(Data begins)

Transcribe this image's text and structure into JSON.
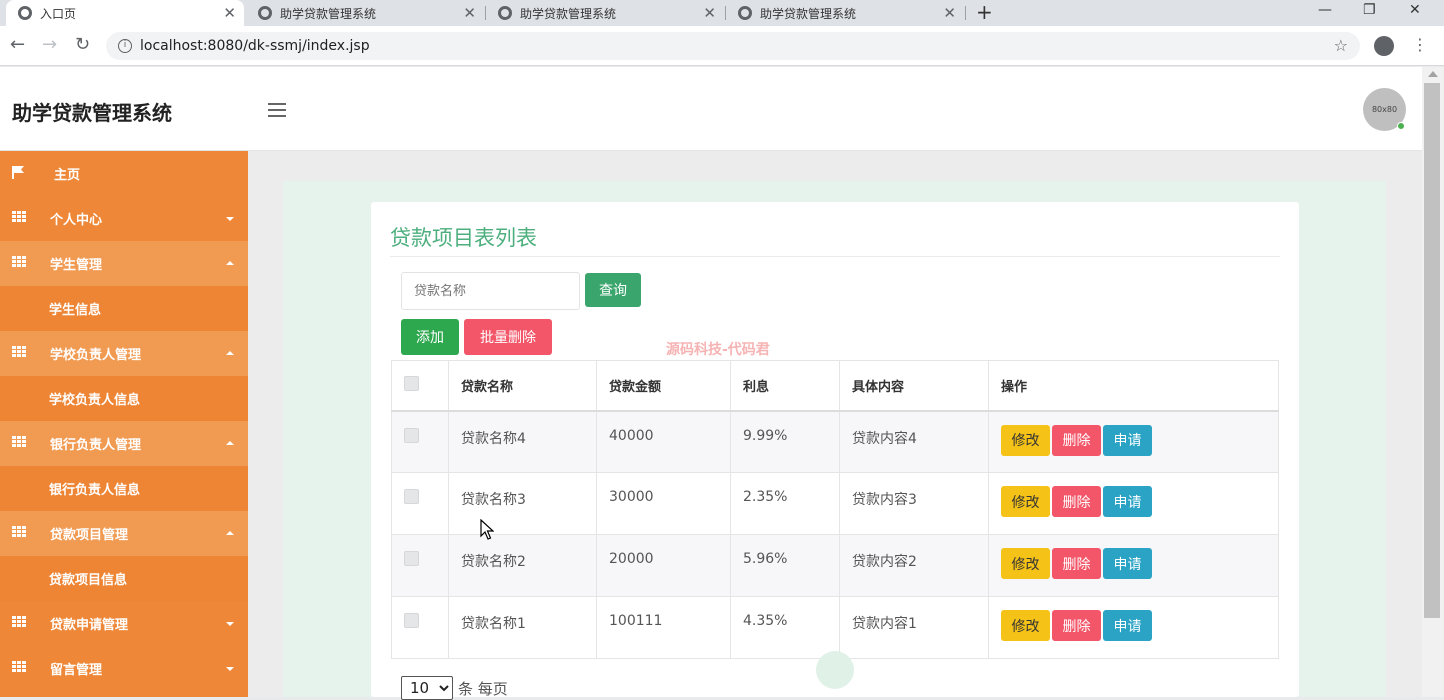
{
  "browser": {
    "tabs": [
      {
        "title": "入口页",
        "active": true
      },
      {
        "title": "助学贷款管理系统",
        "active": false
      },
      {
        "title": "助学贷款管理系统",
        "active": false
      },
      {
        "title": "助学贷款管理系统",
        "active": false
      }
    ],
    "url": "localhost:8080/dk-ssmj/index.jsp",
    "new_tab": "+",
    "close_glyph": "✕"
  },
  "header": {
    "brand": "助学贷款管理系统",
    "avatar_text": "80x80"
  },
  "sidebar": {
    "items": [
      {
        "label": "主页",
        "icon": "flag-icon",
        "type": "top"
      },
      {
        "label": "个人中心",
        "icon": "grid-icon",
        "type": "group",
        "expanded": false
      },
      {
        "label": "学生管理",
        "icon": "grid-icon",
        "type": "group",
        "expanded": true
      },
      {
        "label": "学生信息",
        "type": "sub"
      },
      {
        "label": "学校负责人管理",
        "icon": "grid-icon",
        "type": "group",
        "expanded": true
      },
      {
        "label": "学校负责人信息",
        "type": "sub"
      },
      {
        "label": "银行负责人管理",
        "icon": "grid-icon",
        "type": "group",
        "expanded": true
      },
      {
        "label": "银行负责人信息",
        "type": "sub"
      },
      {
        "label": "贷款项目管理",
        "icon": "grid-icon",
        "type": "group",
        "expanded": true
      },
      {
        "label": "贷款项目信息",
        "type": "sub"
      },
      {
        "label": "贷款申请管理",
        "icon": "grid-icon",
        "type": "group",
        "expanded": false
      },
      {
        "label": "留言管理",
        "icon": "grid-icon",
        "type": "group",
        "expanded": false
      }
    ]
  },
  "main": {
    "title": "贷款项目表列表",
    "search": {
      "placeholder": "贷款名称",
      "value": ""
    },
    "query_label": "查询",
    "add_label": "添加",
    "batch_delete_label": "批量删除",
    "watermark": "源码科技-代码君",
    "table": {
      "columns": [
        "贷款名称",
        "贷款金额",
        "利息",
        "具体内容",
        "操作"
      ],
      "rows": [
        {
          "name": "贷款名称4",
          "amount": "40000",
          "interest": "9.99%",
          "content": "贷款内容4"
        },
        {
          "name": "贷款名称3",
          "amount": "30000",
          "interest": "2.35%",
          "content": "贷款内容3"
        },
        {
          "name": "贷款名称2",
          "amount": "20000",
          "interest": "5.96%",
          "content": "贷款内容2"
        },
        {
          "name": "贷款名称1",
          "amount": "100111",
          "interest": "4.35%",
          "content": "贷款内容1"
        }
      ],
      "actions": {
        "edit": "修改",
        "delete": "删除",
        "apply": "申请"
      }
    },
    "pager": {
      "page_size": "10",
      "suffix": "条 每页"
    }
  },
  "colors": {
    "sidebar": "#ee8838",
    "title": "#4caf7d",
    "edit": "#f5c218",
    "delete": "#f25668",
    "apply": "#2ba3c5",
    "add": "#2ea84f"
  }
}
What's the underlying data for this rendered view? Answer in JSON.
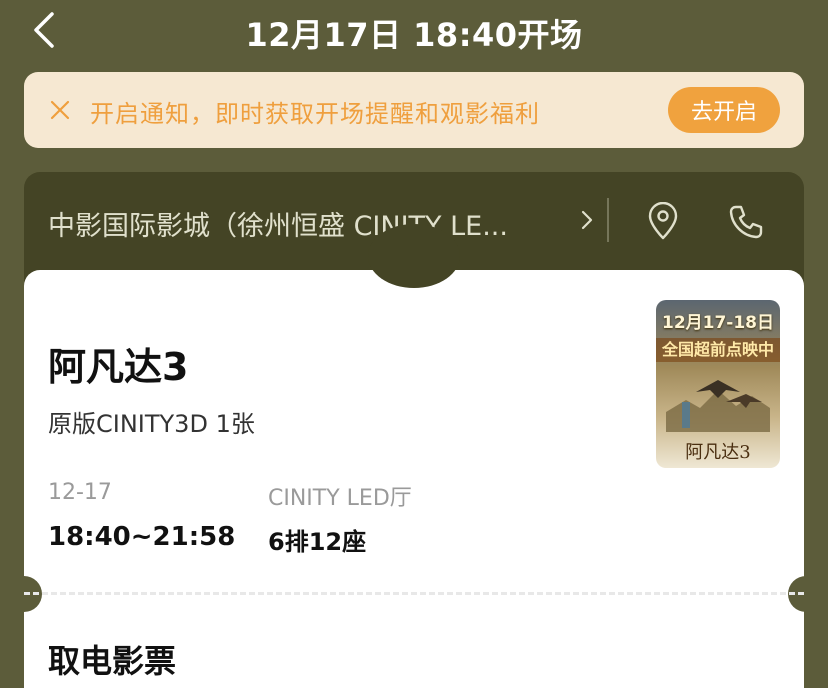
{
  "nav": {
    "title": "12月17日 18:40开场"
  },
  "notice": {
    "text": "开启通知，即时获取开场提醒和观影福利",
    "button_label": "去开启"
  },
  "cinema": {
    "name": "中影国际影城（徐州恒盛 CINITY LE..."
  },
  "ticket": {
    "movie_title": "阿凡达3",
    "format": "原版CINITY3D 1张",
    "date": "12-17",
    "time": "18:40~21:58",
    "hall": "CINITY LED厅",
    "seat": "6排12座"
  },
  "poster": {
    "banner_line": "12月17-18日",
    "banner_sub": "全国超前点映中",
    "title": "阿凡达3"
  },
  "section": {
    "title": "取电影票"
  },
  "colors": {
    "background": "#5c5c3a",
    "accent": "#f0a23e",
    "notice_bg": "#f6e8d2"
  }
}
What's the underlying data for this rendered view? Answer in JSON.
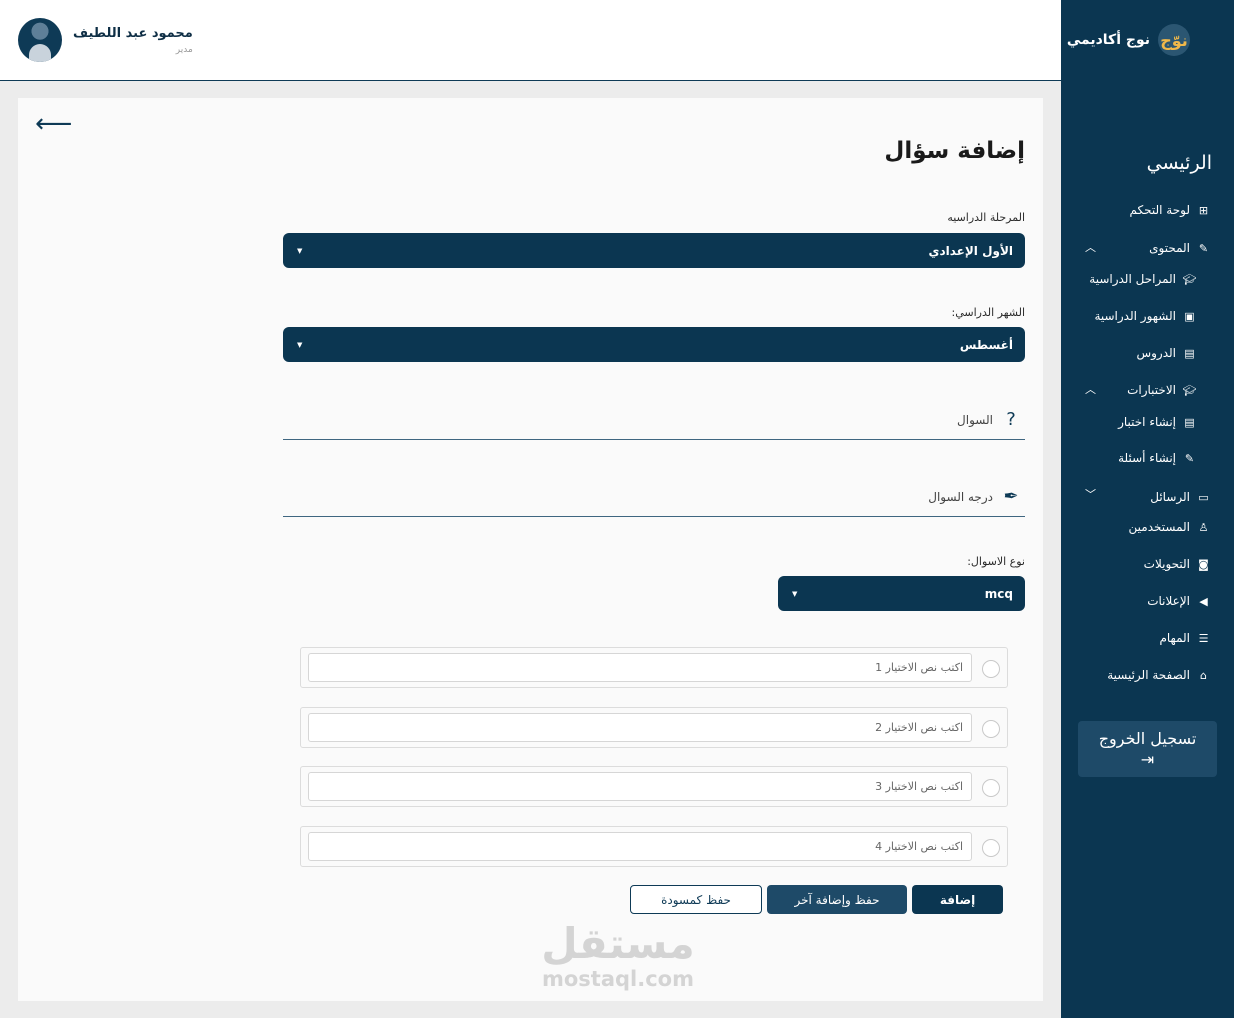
{
  "header": {
    "user_name": "محمود عبد اللطيف",
    "user_role": "مدير"
  },
  "sidebar": {
    "brand_logo": "نوّج",
    "brand_name": "نوج أكاديمي",
    "section_title": "الرئيسي",
    "items": {
      "dashboard": "لوحة التحكم",
      "content": "المحتوى",
      "stages": "المراحل الدراسية",
      "months": "الشهور الدراسية",
      "lessons": "الدروس",
      "exams": "الاختبارات",
      "create_exam": "إنشاء اختبار",
      "create_questions": "إنشاء أسئلة",
      "messages": "الرسائل",
      "users": "المستخدمين",
      "transfers": "التحويلات",
      "ads": "الإعلانات",
      "tasks": "المهام",
      "home": "الصفحة الرئيسية"
    },
    "logout_label": "تسجيل الخروج"
  },
  "form": {
    "title": "إضافة سؤال",
    "stage_label": "المرحلة الدراسيه",
    "stage_value": "الأول الإعدادي",
    "month_label": "الشهر الدراسي:",
    "month_value": "أغسطس",
    "question_placeholder": "السوال",
    "grade_placeholder": "درجه السوال",
    "type_label": "نوع الاسوال:",
    "type_value": "mcq",
    "options": [
      "اكتب نص الاختيار 1",
      "اكتب نص الاختيار 2",
      "اكتب نص الاختيار 3",
      "اكتب نص الاختيار 4"
    ],
    "buttons": {
      "add": "إضافة",
      "save_add_another": "حفظ وإضافة آخر",
      "save_draft": "حفظ كمسودة"
    }
  },
  "watermark": {
    "arabic": "مستقل",
    "latin": "mostaql.com"
  },
  "colors": {
    "primary": "#0b3651",
    "secondary": "#1e4a68",
    "background": "#ececec"
  }
}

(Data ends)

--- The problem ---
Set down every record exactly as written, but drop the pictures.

--- Response below ---
Transcribe this image's text and structure into JSON.
{
  "browser": {
    "tabs": [
      {
        "title": "入口页",
        "active": true
      },
      {
        "title": "助学贷款管理系统",
        "active": false
      },
      {
        "title": "助学贷款管理系统",
        "active": false
      },
      {
        "title": "助学贷款管理系统",
        "active": false
      }
    ],
    "url": "localhost:8080/dk-ssmj/index.jsp",
    "new_tab": "+",
    "close_glyph": "✕"
  },
  "header": {
    "brand": "助学贷款管理系统",
    "avatar_text": "80x80"
  },
  "sidebar": {
    "items": [
      {
        "label": "主页",
        "icon": "flag-icon",
        "type": "top"
      },
      {
        "label": "个人中心",
        "icon": "grid-icon",
        "type": "group",
        "expanded": false
      },
      {
        "label": "学生管理",
        "icon": "grid-icon",
        "type": "group",
        "expanded": true
      },
      {
        "label": "学生信息",
        "type": "sub"
      },
      {
        "label": "学校负责人管理",
        "icon": "grid-icon",
        "type": "group",
        "expanded": true
      },
      {
        "label": "学校负责人信息",
        "type": "sub"
      },
      {
        "label": "银行负责人管理",
        "icon": "grid-icon",
        "type": "group",
        "expanded": true
      },
      {
        "label": "银行负责人信息",
        "type": "sub"
      },
      {
        "label": "贷款项目管理",
        "icon": "grid-icon",
        "type": "group",
        "expanded": true
      },
      {
        "label": "贷款项目信息",
        "type": "sub"
      },
      {
        "label": "贷款申请管理",
        "icon": "grid-icon",
        "type": "group",
        "expanded": false
      },
      {
        "label": "留言管理",
        "icon": "grid-icon",
        "type": "group",
        "expanded": false
      }
    ]
  },
  "main": {
    "title": "贷款项目表列表",
    "search": {
      "placeholder": "贷款名称",
      "value": ""
    },
    "query_label": "查询",
    "add_label": "添加",
    "batch_delete_label": "批量删除",
    "watermark": "源码科技-代码君",
    "table": {
      "columns": [
        "贷款名称",
        "贷款金额",
        "利息",
        "具体内容",
        "操作"
      ],
      "rows": [
        {
          "name": "贷款名称4",
          "amount": "40000",
          "interest": "9.99%",
          "content": "贷款内容4"
        },
        {
          "name": "贷款名称3",
          "amount": "30000",
          "interest": "2.35%",
          "content": "贷款内容3"
        },
        {
          "name": "贷款名称2",
          "amount": "20000",
          "interest": "5.96%",
          "content": "贷款内容2"
        },
        {
          "name": "贷款名称1",
          "amount": "100111",
          "interest": "4.35%",
          "content": "贷款内容1"
        }
      ],
      "actions": {
        "edit": "修改",
        "delete": "删除",
        "apply": "申请"
      }
    },
    "pager": {
      "page_size": "10",
      "suffix": "条 每页"
    }
  },
  "colors": {
    "sidebar": "#ee8838",
    "title": "#4caf7d",
    "edit": "#f5c218",
    "delete": "#f25668",
    "apply": "#2ba3c5",
    "add": "#2ea84f"
  }
}
What's the underlying data for this rendered view? Answer in JSON.
{
  "nav": {
    "title": "12月17日 18:40开场"
  },
  "notice": {
    "text": "开启通知，即时获取开场提醒和观影福利",
    "button_label": "去开启"
  },
  "cinema": {
    "name": "中影国际影城（徐州恒盛 CINITY LE..."
  },
  "ticket": {
    "movie_title": "阿凡达3",
    "format": "原版CINITY3D 1张",
    "date": "12-17",
    "time": "18:40~21:58",
    "hall": "CINITY LED厅",
    "seat": "6排12座"
  },
  "poster": {
    "banner_line": "12月17-18日",
    "banner_sub": "全国超前点映中",
    "title": "阿凡达3"
  },
  "section": {
    "title": "取电影票"
  },
  "colors": {
    "background": "#5c5c3a",
    "accent": "#f0a23e",
    "notice_bg": "#f6e8d2"
  }
}
What's the underlying data for this rendered view? Answer in JSON.
{
  "header": {
    "user_name": "محمود عبد اللطيف",
    "user_role": "مدير"
  },
  "sidebar": {
    "brand_logo": "نوّج",
    "brand_name": "نوج أكاديمي",
    "section_title": "الرئيسي",
    "items": {
      "dashboard": "لوحة التحكم",
      "content": "المحتوى",
      "stages": "المراحل الدراسية",
      "months": "الشهور الدراسية",
      "lessons": "الدروس",
      "exams": "الاختبارات",
      "create_exam": "إنشاء اختبار",
      "create_questions": "إنشاء أسئلة",
      "messages": "الرسائل",
      "users": "المستخدمين",
      "transfers": "التحويلات",
      "ads": "الإعلانات",
      "tasks": "المهام",
      "home": "الصفحة الرئيسية"
    },
    "logout_label": "تسجيل الخروج"
  },
  "form": {
    "title": "إضافة سؤال",
    "stage_label": "المرحلة الدراسيه",
    "stage_value": "الأول الإعدادي",
    "month_label": "الشهر الدراسي:",
    "month_value": "أغسطس",
    "question_placeholder": "السوال",
    "grade_placeholder": "درجه السوال",
    "type_label": "نوع الاسوال:",
    "type_value": "mcq",
    "options": [
      "اكتب نص الاختيار 1",
      "اكتب نص الاختيار 2",
      "اكتب نص الاختيار 3",
      "اكتب نص الاختيار 4"
    ],
    "buttons": {
      "add": "إضافة",
      "save_add_another": "حفظ وإضافة آخر",
      "save_draft": "حفظ كمسودة"
    }
  },
  "watermark": {
    "arabic": "مستقل",
    "latin": "mostaql.com"
  },
  "colors": {
    "primary": "#0b3651",
    "secondary": "#1e4a68",
    "background": "#ececec"
  }
}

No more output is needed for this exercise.